- [EXERCISE DATA]
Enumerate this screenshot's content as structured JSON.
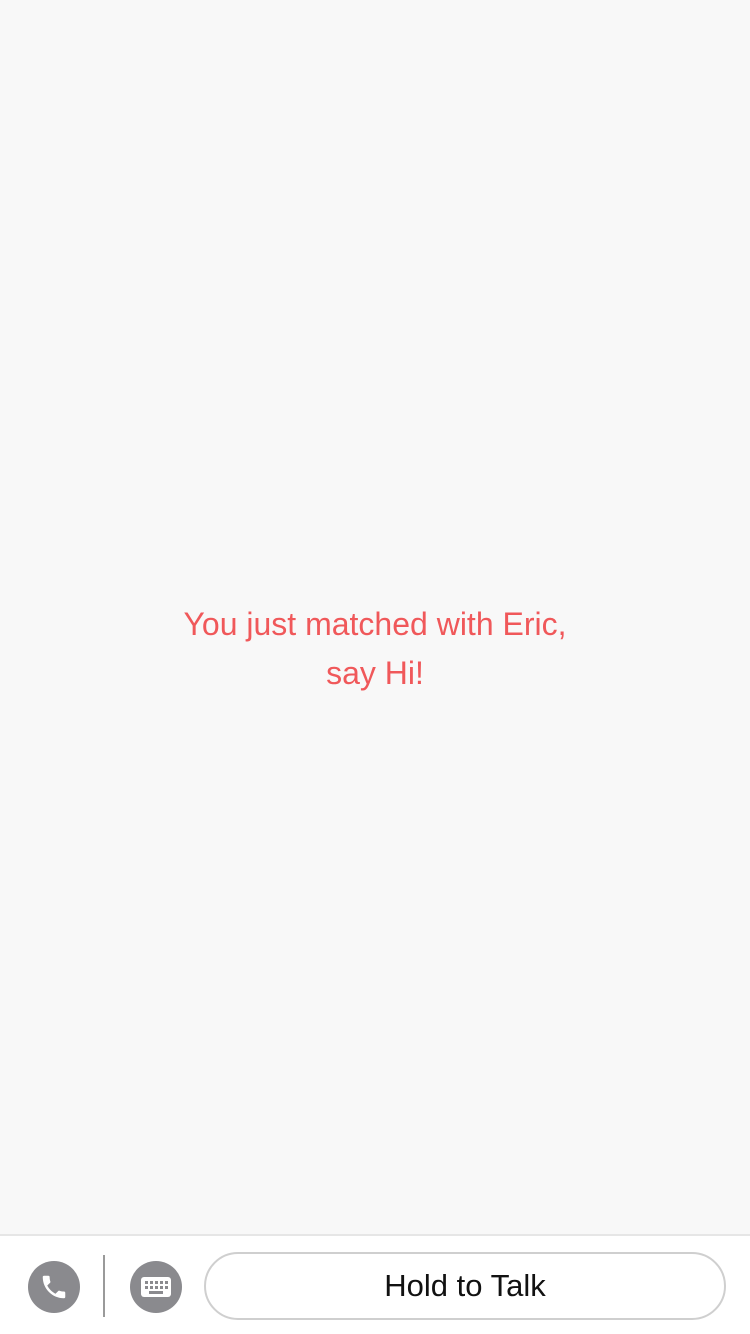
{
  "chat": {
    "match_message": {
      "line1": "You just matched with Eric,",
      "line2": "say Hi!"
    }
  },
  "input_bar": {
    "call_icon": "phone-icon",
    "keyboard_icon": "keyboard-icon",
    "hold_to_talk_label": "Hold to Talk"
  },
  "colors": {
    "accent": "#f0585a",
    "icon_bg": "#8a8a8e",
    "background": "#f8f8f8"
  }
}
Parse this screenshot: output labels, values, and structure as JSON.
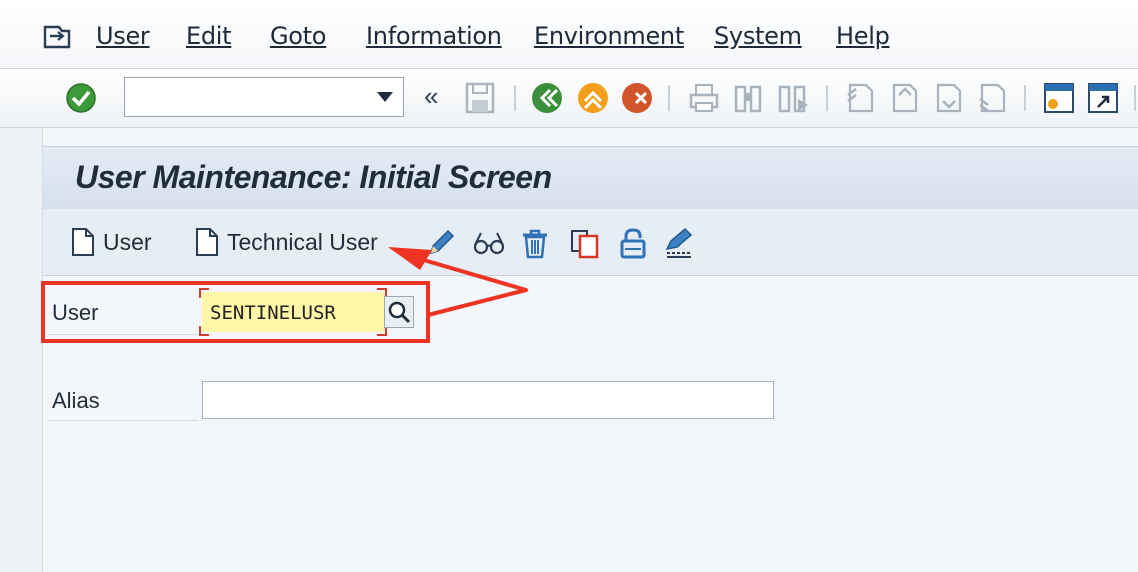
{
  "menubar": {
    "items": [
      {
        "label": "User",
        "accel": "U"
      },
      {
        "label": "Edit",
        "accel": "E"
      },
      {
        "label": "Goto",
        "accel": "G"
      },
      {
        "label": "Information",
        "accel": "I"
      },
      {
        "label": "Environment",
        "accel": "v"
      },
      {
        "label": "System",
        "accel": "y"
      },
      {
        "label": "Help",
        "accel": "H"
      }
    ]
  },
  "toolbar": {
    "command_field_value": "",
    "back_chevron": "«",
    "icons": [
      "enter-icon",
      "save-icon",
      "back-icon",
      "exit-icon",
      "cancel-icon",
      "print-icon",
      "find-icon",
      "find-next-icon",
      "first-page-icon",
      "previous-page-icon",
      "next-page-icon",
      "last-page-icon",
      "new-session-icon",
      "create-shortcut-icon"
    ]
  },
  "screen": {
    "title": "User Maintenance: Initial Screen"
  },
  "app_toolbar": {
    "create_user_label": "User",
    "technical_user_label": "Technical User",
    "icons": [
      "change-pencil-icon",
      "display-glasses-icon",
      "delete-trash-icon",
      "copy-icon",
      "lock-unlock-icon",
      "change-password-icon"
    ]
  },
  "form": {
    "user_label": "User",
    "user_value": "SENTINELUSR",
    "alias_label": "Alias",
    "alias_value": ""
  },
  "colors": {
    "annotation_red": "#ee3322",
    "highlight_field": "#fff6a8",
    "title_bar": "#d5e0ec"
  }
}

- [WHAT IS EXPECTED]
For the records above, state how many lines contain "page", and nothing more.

- [WRITTEN ANSWER]
4